The ultimate aim is to achieve a more highly trained and efficient work force which will provide seafarers with a greater level of job satisfaction and better career opportunities. This forward-thinking approach by the union leaders should guarantee continuing employment opportunities in the industry for existing seafarers, by opening the way for expansion of the Australian merchant fleet. Much of this, though, is unheralded-and there is more. As well as accepting lower crewing levels, the unions-the Seamens Union of Australia, along with the other unions-have also agreed to restructure completely society on board ship, to reduce the number of unions from five to two and to adopt modern shipboard management practices.
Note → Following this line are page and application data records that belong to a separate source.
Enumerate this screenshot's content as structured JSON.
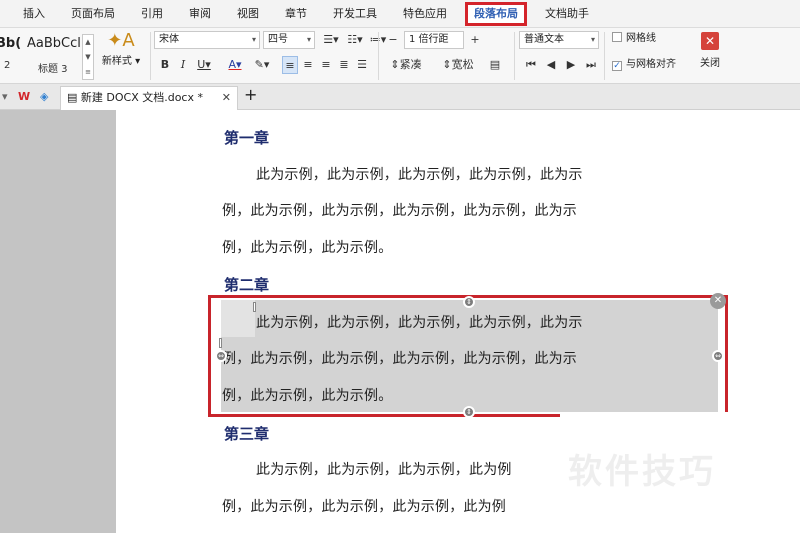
{
  "menu": {
    "tabs": [
      "插入",
      "页面布局",
      "引用",
      "审阅",
      "视图",
      "章节",
      "开发工具",
      "特色应用",
      "段落布局",
      "文档助手"
    ],
    "active": "段落布局"
  },
  "ribbon": {
    "styles": [
      {
        "sample": "Bb(",
        "name": "2"
      },
      {
        "sample": "AaBbCcl",
        "name": "标题 3"
      }
    ],
    "new_style": "新样式",
    "font_name": "宋体",
    "font_size": "四号",
    "line_spacing": "1 倍行距",
    "paragraph_style": "普通文本",
    "compact": "紧凑",
    "loose": "宽松",
    "gridlines": "网格线",
    "snap_to_grid": "与网格对齐",
    "close": "关闭"
  },
  "doc_tab": {
    "title": "新建 DOCX 文档.docx *"
  },
  "document": {
    "chapter1": {
      "heading": "第一章",
      "lines": [
        "此为示例，此为示例，此为示例，此为示例，此为示",
        "例，此为示例，此为示例，此为示例，此为示例，此为示",
        "例，此为示例，此为示例。"
      ]
    },
    "chapter2": {
      "heading": "第二章",
      "lines": [
        "此为示例，此为示例，此为示例，此为示例，此为示",
        "例，此为示例，此为示例，此为示例，此为示例，此为示",
        "例，此为示例，此为示例。"
      ]
    },
    "chapter3": {
      "heading": "第三章",
      "lines": [
        "此为示例，此为示例，此为示例，此为例",
        "例，此为示例，此为示例，此为示例，此为例"
      ]
    }
  },
  "watermark": "软件技巧",
  "colors": {
    "accent": "#2f5fb3",
    "highlight_frame": "#c8242b",
    "heading": "#1f2d6e"
  }
}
The old hard lines of demarcation will be done away with, and recruitment and training, hopefully, will be common to all new entrants. The Government has agreed that, given this sort of commitment, a financial incentive will be given to new or secondhand vessels which comply with new guidelines reflecting these changes. It is now honouring that commitment. Local SUA delegates in my electorate-Les Richardson at Whyalla and Andy Thomas at Port Pirie-have been extremely co-operative and helpful in giving me sound advice on the merits of this legislation, and I acknowledge that.

It would be remiss of me not to say a few words about the Australian National Maritime Association, ANMA. It was formed in August-September 1986 as the peak council representing and promoting the Australian shipping industry. All major Australian ship operators are represented. The ANMA is chaired by Bill Bolitho, who is also Chairman of the Australian National Line. His services to the Australian shipping industry were recognised earlier this year in the Australia Day honours list when he was appointed a member of the Order of Australia, a well deserved honour for a man strongly committed to the Australian shipping industry. Indeed, he is a great Australian. The formation of the ANMA represents the coming of age of Australian shipping. The organisation gives the industry a single voice in consultations with exporters and importers, unions, other organisations and government. It is an organisation for Australian ship operators to work together to improve the efficiency and productivity of the industry.

I commend the Bill to the House. I also commend the Minister for Transport (Mr Peter Morris). He has worked extremely hard on this important initiative, over the last four years in particular. Indeed, it is a pleasure for me to be a member of the Government's Caucus committee on transport, with such a responsible, dedicated Minister at the helm. I hope that in time the initiatives taken by the Minister in this Bill become known as the Morris shipping policy, because that is what it is.